  2. Sauvignon Blanc: Sauvignon Blanc, on the other hand,  thrives under Darling's cool climate influences, with the region's lime-rich, red-clay soils providing the perfect foundation for grapevine growth. The typical early morning ocean fog, a characteristic feature of Darling's maritime climate, blankets the vineyards, providing ample moisture and mitigating the effects of the generally sparse rainfall. These optimal conditions allow Sauvignon Blanc to express its varietal character fully, with crisp acidity, vibrant fruit flavors, and distinctive herbal notes.

Yet, it is the synergy of these environmental factors that truly sets Darling apart as a premier winemaking region. The combination of temperate climate, diverse soils, and maritime influences collectively fosters the growth of these grape varieties, enabling Darling to produce wines of notable character and quality. From the robust reds crafted from Syrah to the elegant whites of Sauvignon Blanc, each bottle tells a story of the land from which it hails, showcasing the unique terroir and winemaking expertise of Darling.

The Darling wine subregion, located in the Western Cape of South Africa, is renowned for its exceptional wine production, thanks to its favorable climate and soil conditions. Among its diverse range of wines produced in this coastal region, Syrah red wines and Sauvignon Blanc white wines stand out as the most common and beloved varietals. These wines, celebrated for their distinct aromatic and flavor profiles, reflect the unique terroir of the Darling area, offering a sensory journey that captivates wine enthusiasts around the world. Here, we delve into the aromatic and flavor characteristics of these wines, showcasing what makes them emblematic of the Darling wine subregion.

  1. Syrah: The Darling Syrah is a compelling representation of its type, characterized by a rich and complex aromatic profile.
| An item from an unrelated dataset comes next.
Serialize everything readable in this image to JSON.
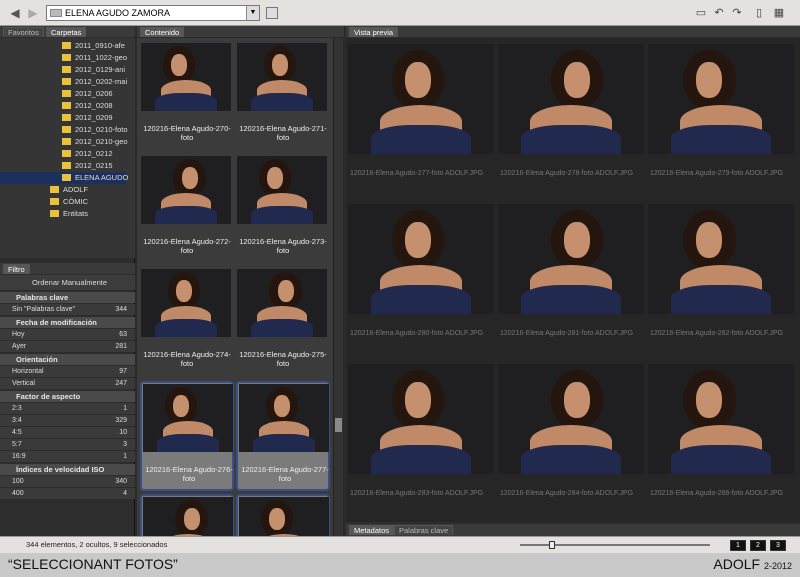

On the nose, it often unveils layers of blackberry, plum, and black cherry, underpinned by a distinctive peppery spice that Syrah is famous for. This spiciness is complemented by subtle hints of vanilla and floral notes, courtesy of the oak aging process. When it comes to flavor, the wine presents a robust body with a smooth, velvety texture. The palate echoes the aromatics, with dark fruits and spice taking center stage, alongside nuances of chocolate, coffee, and a touch of leather, culminating in a well-balanced finish that lingers long after the wine has been sipped.
  2. Sauvignon Blanc: The Sauvignon Blanc from Darling is celebrated for its crisp and refreshing profile, offering a vibrant contrast to the Syrah. Aromatically, this wine is a bouquet of freshness, featuring dominant notes of green apple, passionfruit, stone fruit and lime, interwoven with hints of grass and herbal undertones, characteristic of the Sauvignon Blanc grape. These green and citrus elements are a testament to the cool climate of the Darling region, which preserves the grape's natural acidity and aromatic intensity. On the palate, the wine is equally lively, showcasing a harmonious blend of fruit flavors that mirror the nose, complemented by a zesty acidity that makes it exceptionally food-friendly. The finish is clean and refreshing, making it an ideal choice for a variety of occasions and pairings.